(Dataset rows describing interfaces)
◆ ◆ ◆
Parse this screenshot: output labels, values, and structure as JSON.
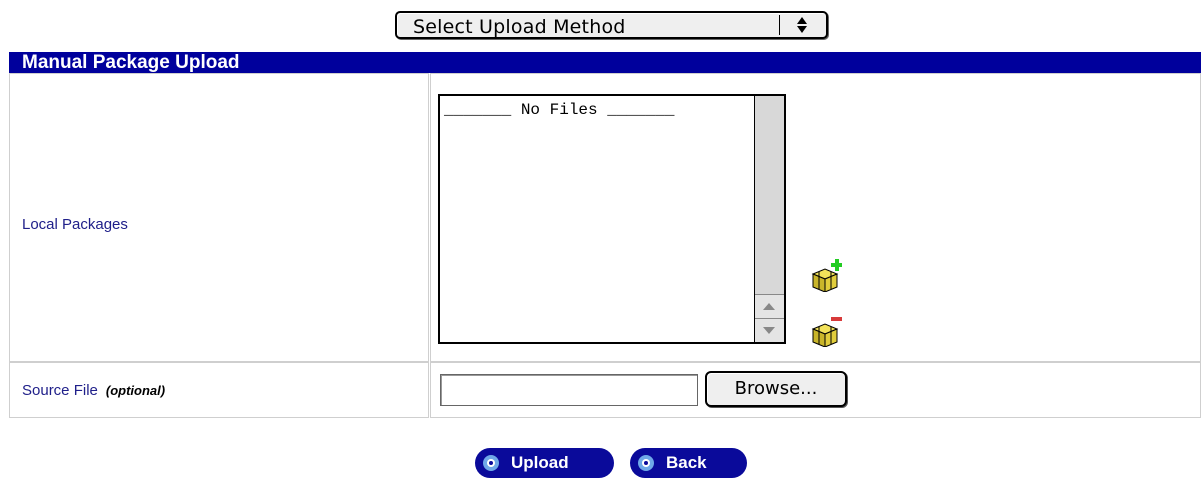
{
  "upload_method": {
    "selected": "Select Upload Method"
  },
  "section": {
    "title": "Manual Package Upload"
  },
  "local_packages": {
    "label": "Local Packages",
    "list_placeholder": "_______ No Files _______",
    "add_icon": "package-add-icon",
    "remove_icon": "package-remove-icon"
  },
  "source_file": {
    "label": "Source File",
    "optional": "(optional)",
    "value": "",
    "browse_label": "Browse..."
  },
  "actions": {
    "upload_label": "Upload",
    "back_label": "Back"
  },
  "colors": {
    "header": "#00009c",
    "button": "#0a0a9a",
    "label_text": "#20208a"
  }
}
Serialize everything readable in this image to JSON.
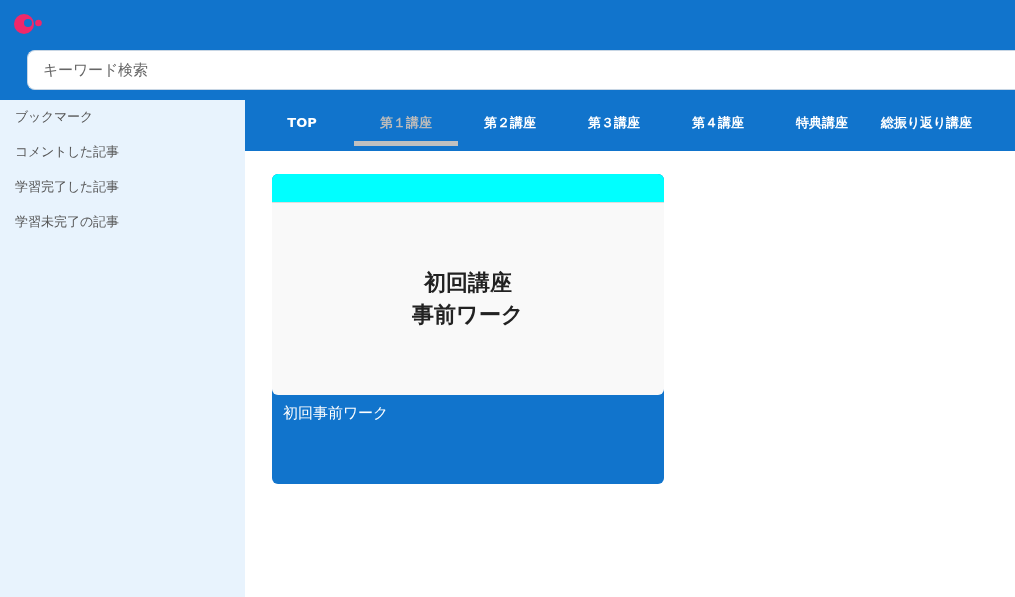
{
  "header": {
    "search": {
      "placeholder": "キーワード検索"
    }
  },
  "sidebar": {
    "items": [
      {
        "label": "ブックマーク"
      },
      {
        "label": "コメントした記事"
      },
      {
        "label": "学習完了した記事"
      },
      {
        "label": "学習未完了の記事"
      }
    ]
  },
  "tabs": [
    {
      "label": "TOP",
      "selected": false
    },
    {
      "label": "第１講座",
      "selected": true
    },
    {
      "label": "第２講座",
      "selected": false
    },
    {
      "label": "第３講座",
      "selected": false
    },
    {
      "label": "第４講座",
      "selected": false
    },
    {
      "label": "特典講座",
      "selected": false
    },
    {
      "label": "総振り返り講座",
      "selected": false
    }
  ],
  "cards": [
    {
      "thumbnail_lines": [
        "初回講座",
        "事前ワーク"
      ],
      "title": "初回事前ワーク",
      "color": "#00ffff"
    }
  ]
}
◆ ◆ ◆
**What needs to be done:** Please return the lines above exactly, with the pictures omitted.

**Final answer:**
Parse this screenshot: output labels, values, and structure as JSON.
{
  "upload_method": {
    "selected": "Select Upload Method"
  },
  "section": {
    "title": "Manual Package Upload"
  },
  "local_packages": {
    "label": "Local Packages",
    "list_placeholder": "_______ No Files _______",
    "add_icon": "package-add-icon",
    "remove_icon": "package-remove-icon"
  },
  "source_file": {
    "label": "Source File",
    "optional": "(optional)",
    "value": "",
    "browse_label": "Browse..."
  },
  "actions": {
    "upload_label": "Upload",
    "back_label": "Back"
  },
  "colors": {
    "header": "#00009c",
    "button": "#0a0a9a",
    "label_text": "#20208a"
  }
}
Serialize everything readable in this image to JSON.
{
  "header": {
    "search": {
      "placeholder": "キーワード検索"
    }
  },
  "sidebar": {
    "items": [
      {
        "label": "ブックマーク"
      },
      {
        "label": "コメントした記事"
      },
      {
        "label": "学習完了した記事"
      },
      {
        "label": "学習未完了の記事"
      }
    ]
  },
  "tabs": [
    {
      "label": "TOP",
      "selected": false
    },
    {
      "label": "第１講座",
      "selected": true
    },
    {
      "label": "第２講座",
      "selected": false
    },
    {
      "label": "第３講座",
      "selected": false
    },
    {
      "label": "第４講座",
      "selected": false
    },
    {
      "label": "特典講座",
      "selected": false
    },
    {
      "label": "総振り返り講座",
      "selected": false
    }
  ],
  "cards": [
    {
      "thumbnail_lines": [
        "初回講座",
        "事前ワーク"
      ],
      "title": "初回事前ワーク",
      "color": "#00ffff"
    }
  ]
}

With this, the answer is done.